John L. Campbell

Academic Appointments
  • The Class of 1925 Professor

  • Professor of Sociology

John Campbell's research interests span economic and political sociology, comparative political economy, and institutional theory.  He has written about energy and tax policy, the evolution of the U.S. economy, transformations of post-communist societies in Eastern Europe, corporate social responsibility, globalization, the role of ideas and experts in policymaking, and the 2008 financial crisis.  The thread connecting all of this is his interest in how institutions affect national political economies and how they change.  His recent books are The National Origins of Policy Ideas: Knowledge Regimes in the United States, France, Germany and Denmark (Princeton University Press, 2014), which is about how policy research and advising is conducted in different countries; and The Paradox of Vulnerability: States, Nationalism and the Financial Crisis (Princeton University Press, 2017), which is about how small countries responded to the 2008 financial crisis.  His newest book is about the rise of Donald Trump to the presidency entitled American Discontent: The Rise of Donald Trump and Decline of the Golden Age (Oxford University Press, 2018).  He has just finished revising the second edition of The World of States (Cambridge University Press, 2021) and is finishing What Capitalism Needs: Forgotten Lessons of Great Economists (Cambridge University Press, 2021), which is about the fragility and instability of capitalism today.


306C Blunt Hall
HB 6104


  • Ph.D. University of Wisconsin at Madison (1984)
  • M.A. Michigan State University (1977)
  • B.A. St. Lawrence University (1974)

Selected Publications

+ View more

Works In Progress

  • What Capitalism Needs: Forgotten Lessons of Great Economists

    The stability of capitalism in the postwar era has been slowly destroyed and replaced by the increasingly fragile system of the twenty-first century.  Mainstream economists have neglected key underlying social forces that are destabilizing capitalism today.  These are the forces of classes, nations and states.  This neglect stems, ironically, from contemporary economists overlooking important sociological and political lessons of some of their greatest predecessors, including Adam Smith, Friedrich List, Joseph Schumpeter, John Maynard Keynes, Karl Polanyi, and Albert Hirschman.  The project explores these economists' arguments about caplitalist instability, how their insights help explan capitalism's instability today, and what this means for capitalism's prospects in the future.  Results will appear in What Capitalism Needs: Forgotten Lessons of Great Economists (Cambridge University Press, 2021).

  • The World of States, second edition

    We live in a world of nation-states.  We cannot understand this world without appreciating the institutional character of different types of states and the nature of the interactions among them.  States are not disappearing due to globalization but they are changing as are their relationships with each other.  This book is a revised and updated version of the first edition, published in 2015.  A lot has happened in the world since then, including China's continued growth as an economic powerhouse, the election of Donald Trump, Brexit, trade wars, a resurgence in nationalism and populism in many countries and the corona virus pandemic.  This second edition takes all of this into account to better understand the world of states.  This new and updated analysis will appear as The World of States (Cambridge University Press, 2021).

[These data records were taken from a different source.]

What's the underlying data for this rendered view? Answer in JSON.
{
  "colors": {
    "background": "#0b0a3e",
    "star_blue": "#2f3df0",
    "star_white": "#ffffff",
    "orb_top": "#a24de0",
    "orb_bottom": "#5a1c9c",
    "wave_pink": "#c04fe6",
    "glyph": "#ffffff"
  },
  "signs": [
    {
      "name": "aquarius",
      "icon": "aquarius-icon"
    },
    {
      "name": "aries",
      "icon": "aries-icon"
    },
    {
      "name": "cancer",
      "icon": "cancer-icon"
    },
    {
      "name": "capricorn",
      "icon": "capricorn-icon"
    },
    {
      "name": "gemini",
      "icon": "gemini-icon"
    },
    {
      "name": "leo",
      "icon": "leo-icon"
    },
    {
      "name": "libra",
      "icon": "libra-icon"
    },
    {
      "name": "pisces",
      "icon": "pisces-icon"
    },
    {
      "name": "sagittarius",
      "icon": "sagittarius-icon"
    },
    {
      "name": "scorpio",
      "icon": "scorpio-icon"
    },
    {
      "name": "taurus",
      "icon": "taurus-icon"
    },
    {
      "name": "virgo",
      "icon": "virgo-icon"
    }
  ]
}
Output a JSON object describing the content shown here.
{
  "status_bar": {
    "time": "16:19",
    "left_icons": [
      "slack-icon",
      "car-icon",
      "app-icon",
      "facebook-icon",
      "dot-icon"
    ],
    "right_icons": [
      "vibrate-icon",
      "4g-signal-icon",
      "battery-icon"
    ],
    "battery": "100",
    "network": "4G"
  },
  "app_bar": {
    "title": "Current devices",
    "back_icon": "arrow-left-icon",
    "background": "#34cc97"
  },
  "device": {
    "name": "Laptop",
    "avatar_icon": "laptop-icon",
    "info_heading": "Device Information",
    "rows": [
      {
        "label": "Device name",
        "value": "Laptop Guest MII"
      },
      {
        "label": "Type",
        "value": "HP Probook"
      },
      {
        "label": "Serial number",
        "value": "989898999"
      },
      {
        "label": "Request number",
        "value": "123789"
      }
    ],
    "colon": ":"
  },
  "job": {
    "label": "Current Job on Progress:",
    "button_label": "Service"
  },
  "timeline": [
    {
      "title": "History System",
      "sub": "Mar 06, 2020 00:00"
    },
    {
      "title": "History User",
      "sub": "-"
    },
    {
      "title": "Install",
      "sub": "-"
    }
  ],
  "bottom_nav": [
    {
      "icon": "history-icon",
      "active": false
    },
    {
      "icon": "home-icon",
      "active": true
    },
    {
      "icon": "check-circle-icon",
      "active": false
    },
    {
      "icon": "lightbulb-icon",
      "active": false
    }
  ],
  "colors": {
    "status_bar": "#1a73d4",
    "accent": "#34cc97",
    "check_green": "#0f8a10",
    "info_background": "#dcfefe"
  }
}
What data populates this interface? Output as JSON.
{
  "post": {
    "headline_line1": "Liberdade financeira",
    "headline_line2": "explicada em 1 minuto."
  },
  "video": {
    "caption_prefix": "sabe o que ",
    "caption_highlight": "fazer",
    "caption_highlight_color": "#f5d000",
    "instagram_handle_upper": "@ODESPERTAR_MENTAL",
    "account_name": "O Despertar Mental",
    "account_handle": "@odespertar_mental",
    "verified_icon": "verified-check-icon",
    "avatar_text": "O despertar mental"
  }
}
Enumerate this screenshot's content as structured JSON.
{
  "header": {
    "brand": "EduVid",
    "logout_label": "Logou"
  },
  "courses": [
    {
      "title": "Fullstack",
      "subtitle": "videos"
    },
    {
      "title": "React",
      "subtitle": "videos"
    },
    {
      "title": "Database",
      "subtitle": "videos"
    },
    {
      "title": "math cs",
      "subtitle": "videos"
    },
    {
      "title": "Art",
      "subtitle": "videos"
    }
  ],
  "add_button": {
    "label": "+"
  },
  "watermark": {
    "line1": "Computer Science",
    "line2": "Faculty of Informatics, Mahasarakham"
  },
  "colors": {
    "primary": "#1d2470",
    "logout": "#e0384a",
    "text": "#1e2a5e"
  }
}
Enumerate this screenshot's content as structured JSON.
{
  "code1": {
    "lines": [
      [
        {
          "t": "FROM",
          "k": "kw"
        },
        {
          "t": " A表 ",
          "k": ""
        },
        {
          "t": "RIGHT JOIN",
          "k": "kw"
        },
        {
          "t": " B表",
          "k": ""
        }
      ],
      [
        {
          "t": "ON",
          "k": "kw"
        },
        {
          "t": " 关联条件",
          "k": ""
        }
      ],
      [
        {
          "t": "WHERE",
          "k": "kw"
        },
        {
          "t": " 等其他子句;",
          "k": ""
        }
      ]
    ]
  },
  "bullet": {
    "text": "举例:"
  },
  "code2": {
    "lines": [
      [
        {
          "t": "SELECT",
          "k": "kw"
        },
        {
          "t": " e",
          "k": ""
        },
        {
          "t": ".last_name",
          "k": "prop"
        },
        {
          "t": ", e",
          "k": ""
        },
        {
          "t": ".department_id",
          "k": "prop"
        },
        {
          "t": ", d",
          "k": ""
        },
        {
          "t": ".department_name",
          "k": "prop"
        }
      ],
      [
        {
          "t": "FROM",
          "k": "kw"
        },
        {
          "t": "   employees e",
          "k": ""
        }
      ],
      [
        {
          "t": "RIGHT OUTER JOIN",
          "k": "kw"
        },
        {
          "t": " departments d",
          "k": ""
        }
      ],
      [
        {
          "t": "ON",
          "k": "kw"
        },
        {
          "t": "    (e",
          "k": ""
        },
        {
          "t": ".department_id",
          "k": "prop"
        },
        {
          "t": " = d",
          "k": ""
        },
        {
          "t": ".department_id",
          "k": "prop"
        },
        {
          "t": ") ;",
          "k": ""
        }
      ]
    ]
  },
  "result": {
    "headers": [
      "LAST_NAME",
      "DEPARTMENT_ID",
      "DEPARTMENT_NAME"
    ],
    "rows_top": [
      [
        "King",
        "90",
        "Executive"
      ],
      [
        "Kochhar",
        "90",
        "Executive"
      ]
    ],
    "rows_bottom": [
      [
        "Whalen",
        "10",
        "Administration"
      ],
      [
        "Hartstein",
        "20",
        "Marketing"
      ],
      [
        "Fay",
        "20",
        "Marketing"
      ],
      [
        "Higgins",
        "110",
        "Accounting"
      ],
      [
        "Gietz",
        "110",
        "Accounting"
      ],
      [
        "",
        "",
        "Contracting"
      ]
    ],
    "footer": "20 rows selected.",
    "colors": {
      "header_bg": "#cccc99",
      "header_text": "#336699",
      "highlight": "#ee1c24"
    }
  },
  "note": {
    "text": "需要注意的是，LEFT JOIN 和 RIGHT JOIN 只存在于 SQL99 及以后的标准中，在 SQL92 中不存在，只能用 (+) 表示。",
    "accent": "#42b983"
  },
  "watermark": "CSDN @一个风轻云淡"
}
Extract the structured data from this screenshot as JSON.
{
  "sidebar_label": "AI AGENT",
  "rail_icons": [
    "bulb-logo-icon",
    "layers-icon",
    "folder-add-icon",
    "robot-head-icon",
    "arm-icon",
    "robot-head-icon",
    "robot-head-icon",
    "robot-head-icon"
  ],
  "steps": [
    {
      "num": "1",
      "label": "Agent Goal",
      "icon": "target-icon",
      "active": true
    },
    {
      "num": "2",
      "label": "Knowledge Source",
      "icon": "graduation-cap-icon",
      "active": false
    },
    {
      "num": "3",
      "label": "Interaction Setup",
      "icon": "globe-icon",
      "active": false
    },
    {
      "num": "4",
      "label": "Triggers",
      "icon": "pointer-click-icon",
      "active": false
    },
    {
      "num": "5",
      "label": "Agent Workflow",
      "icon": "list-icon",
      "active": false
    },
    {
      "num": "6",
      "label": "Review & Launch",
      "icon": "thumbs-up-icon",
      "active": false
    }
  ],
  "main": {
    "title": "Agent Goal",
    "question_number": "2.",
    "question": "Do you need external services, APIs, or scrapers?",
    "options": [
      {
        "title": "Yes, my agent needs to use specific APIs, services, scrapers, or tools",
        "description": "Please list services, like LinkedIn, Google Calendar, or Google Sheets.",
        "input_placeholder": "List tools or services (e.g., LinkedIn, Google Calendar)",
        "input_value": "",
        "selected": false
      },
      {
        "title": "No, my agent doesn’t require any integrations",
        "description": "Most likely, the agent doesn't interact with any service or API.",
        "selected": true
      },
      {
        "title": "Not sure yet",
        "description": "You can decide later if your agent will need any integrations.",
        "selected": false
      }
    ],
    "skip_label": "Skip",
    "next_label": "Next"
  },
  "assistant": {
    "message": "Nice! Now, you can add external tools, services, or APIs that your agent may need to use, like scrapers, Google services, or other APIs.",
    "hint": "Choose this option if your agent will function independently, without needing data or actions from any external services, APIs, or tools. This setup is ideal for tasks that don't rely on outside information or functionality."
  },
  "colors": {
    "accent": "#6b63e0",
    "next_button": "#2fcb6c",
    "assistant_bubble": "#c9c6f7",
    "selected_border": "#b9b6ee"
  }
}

Selected Works & Activities

American Discontent: The Rise of Donald Trump and Decline of the Golden Age

How did someone with no political experience and who never ran for public office suddenly become President of the United States?  This project answers that question.  Donald Trump's rise to power was just the tip of a deep political-economic iceberg involving slowly developing trends since the 1970s in the economy, race relations, ideology and politics that reached a tipping point, and that was suddenly pushed over the edge by the 2008 financial crisis, Barack Obama's election as President, and his moves to manage the crisis and reform the health care system.  The project also examines how this compares to populist resurgence in Europe, and how it will change the face of American politics and U.S. hegemony in the future.  Results appear in American Discontent: The Rise of Donald Trump and Decline of the Golden Age (Oxford University Press, 2018).